Filed under: Beantown,Mash Out,No Country For Old (Rap) Men,Web Work
Written by: Robbie Ettelson
Baseball bats > record contracts.
Baseball bats > record contracts.
Most rappers fall off after a certain time. These re the exceptions.
Rejected titles for this piece include ‘My Mind’s Playing Tricks On Me,’ ‘Mentalists Making Magnificent Music’ and ‘Insane In The Membrane: Great Rappers With Poor Mental Health.’
AKA ‘How Run-DMC and Aerosmith fucked it up for everybody.’
A.K.A. Where were the celebrations and think-pieces for the twentieth anniversary of To The East, Blackwards?
Eminem‘s second major label album cemented him as a rap superstar. But does it still hold up in 2015?
If you’re nerdy enough to collect records and comics, then the Power Records catalog would be your holy grail.
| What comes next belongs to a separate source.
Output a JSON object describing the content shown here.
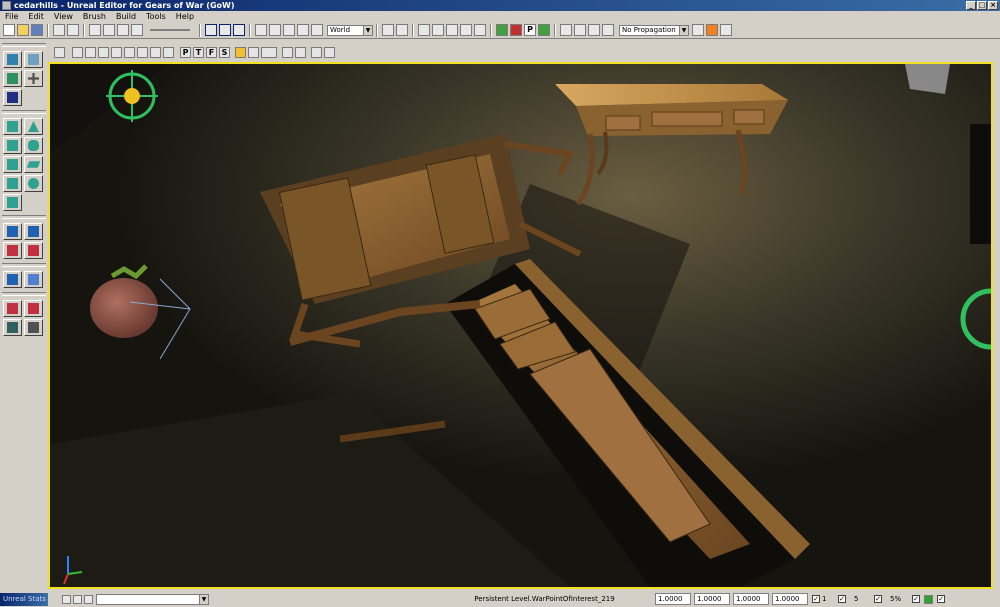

In my newest Cuepoint article, I’ve researched the label responsible for some classic childhood memories and some great samples for rap records.
With Mother’s Day coming up this weekend, here are a few tunes you might want to ensure don’t come up on the car stereo while your driving your the woman who brought you into this world to lunch, else she decide to remove you from the face of the planet in a lot less time – or just scold you like you still wear short pants.
Newest latest for the good people at Cuepoint is an in-depth look at the story behind Snap! and ‘The Power,’ covering Chill Rob G‘s response, how Penny Ford was recruited to add new vocals and an unfortunate incident involving Turbo B and some drag queens in Boston.
When you need more pointless crap to clutter your basement, add this stuff.
My annual attempt at writing something vaguely serious about rap writing. Normal service will resume shortly.
The new web editor over at Acclaim asked for me to write about the new Kendrick Lamar album. I attempted to keep an open mind as best I could.
Maybe some of those mountain climbers who played electric guitars weren’t so bad after all?
This one has been cooking up for long time now, but it’s finally out of the oven and ready to throw on your plate with a side of mash – the history of the Ultimate Breaks and Beats series told by the people who put them together and some of the DJ’s and producers they went on to influence:
Shout out to Shecky Green and the design team at Cuepoint for turning it into a multimedia masterpiece and whatnot.
Some ideas for VH-1’s next ratings period…
Last weekend I caught Nas rapping in front of an audience. Due to some kind of review embargo, this is only running now. *shrugs*
Working through my list of D.I.T.C. members to interview (only Fat Joe, Buckwild and O.Gee remaining), I got to talk shop with O.C. recently to ask the question that’s been burning my soul slow since 1994 – why didn’t he use that Rakim sample on ‘Time’s Up’!?
Where I get all misty eyed for my long-forgotten youth…
Who made the best Drunk Uncle Rap for 2014?
The mastermind responsible for the mighty Wu-Tang has finally reunited with the original crew to celebrate their 20th anniversary with a new album and a new approach. The RZA has been more focused on the film world in recent years, but it seemed like the perfect time to talk about his founding days and what lead up to him creating the infamous Wu-Tang sound, which reminded the rap world of it’s humble beginnings in the basement during a time when everything was getting a little too polished.
Robbie: What sparked you off to want to start making music?
RZA: My cousin, the GZA, had took me to a block party. I probably was 8 years-old, and the DJ was deejaying and somebody had grabbed the microphone and was saying some lyrics like, ‘Dip, dip, dive. so-socialize/Clean out your ears and you open your eyes.’ I started repeatin’ that, and a year later the GZA – he’s three or four years older than me – he started making his little rhymes, him and his homeboys were trying to make their little DJ set, and I would watch them. At the age of nine, the first rap record comes on the radio – Sugarhill Gang. When that happened I knew that’s what I was gonna do, I knew that I’m gonna have my voice on the radio, because they proved to me that it was possible.
Craig Mack messed it up for everybody…
I wrote this shedding a river of ice-cold thug tears.
My latest shit-list of people who deserve to be shoved into an active volcano.
It’s taken me ten years to interview a female rapper on these pages, which either means this marks the onset of ‘progressive’ thinking in my old age or I’m a natural born rap misogynist. Either way, during the limited window of time I had to talk with Angie we kicked it about her days in The Sequence and she shared an eye-opening story about her involvement with The Roxy.
Video of The Sequence performing ‘Simon Says’ on the Job Man Caravan show:
‘Best of Larry Smith’ playlist: